Hone Tikao

Hone Tikao (Piuraki, John Love) lived at Pigeon Bay (Wakaroa), Ohae and Tikao Bay during his lifetime. And it is from him that Tikao Bay takes its more common name, a title still in use today.

Hone Tikao was the son of the chief Tauporiotu and Hakeke and lived around 1808 to 1852. He was a descendant of Manaia and Irakehu (grand-daughter of Te Rakiwhakaputa of Rapaki).

He was seized along with his brother Tamati and others during the capture in 1830 of Tamaiharanui and his wife and child on the brig Elizabeth. Taken to Kapiti Island by Te Rauparaha, he was later released and joined a whaling ship.

He spent many years at sea and travelled to France. It was at this time that he took the name John/Jack Love given him by the whalers. He had a good command of both English and French languages from his years sailing the world on a whaling ship.

More importantly, Hone Tikao was a signatory to the Treaty of Waitangi signing at Ōnuku on 28 May 1840. This was during the period (following the historic signings at Waitangi) when the treaty was taken around New Zealand and signed by tribal chiefs from around the country.

During the period from 1844 through to 1864, the bulk of the lands of the South Island were sold by Ngāi Tahu to the Crown. On the 12th June 1848 Hone Tikao was a signatory to the Kemp Deed for sale of the Canterbury block. He was not happy with the terms of the sale that related to the Akaroa portion and argued with Walter Mantell the government agent over the sale process. To this day many from Horomaka (Banks Peninsula) do not believe that they sold their land, and were unhappy with the action on 12 June 1848 of Kemp and others during this time.
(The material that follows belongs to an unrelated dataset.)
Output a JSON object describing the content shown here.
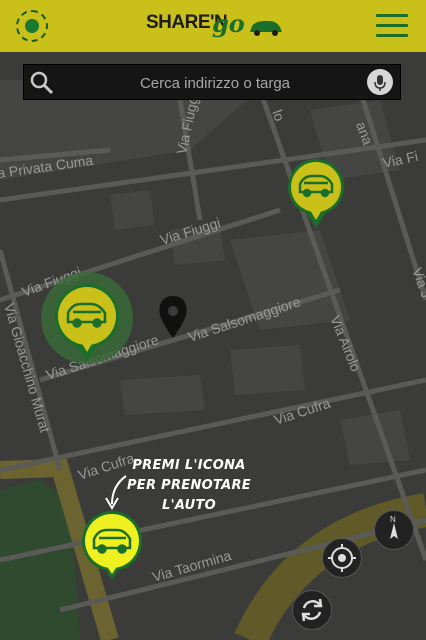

His nephew Hone (Teone) Taare Tikao was a well known scholar and leader who lived at Rapaki in his later life. With his command of English he was a sought after informant of chroniclers such as James Cowan, J. W. Stack and Herries Beattie. His views on traditions and stories about Ngāi Tahu were recorded in the book Tikao Talks by Beattie, which still gives us a useful insight into how people lived in his time.

Sources

Print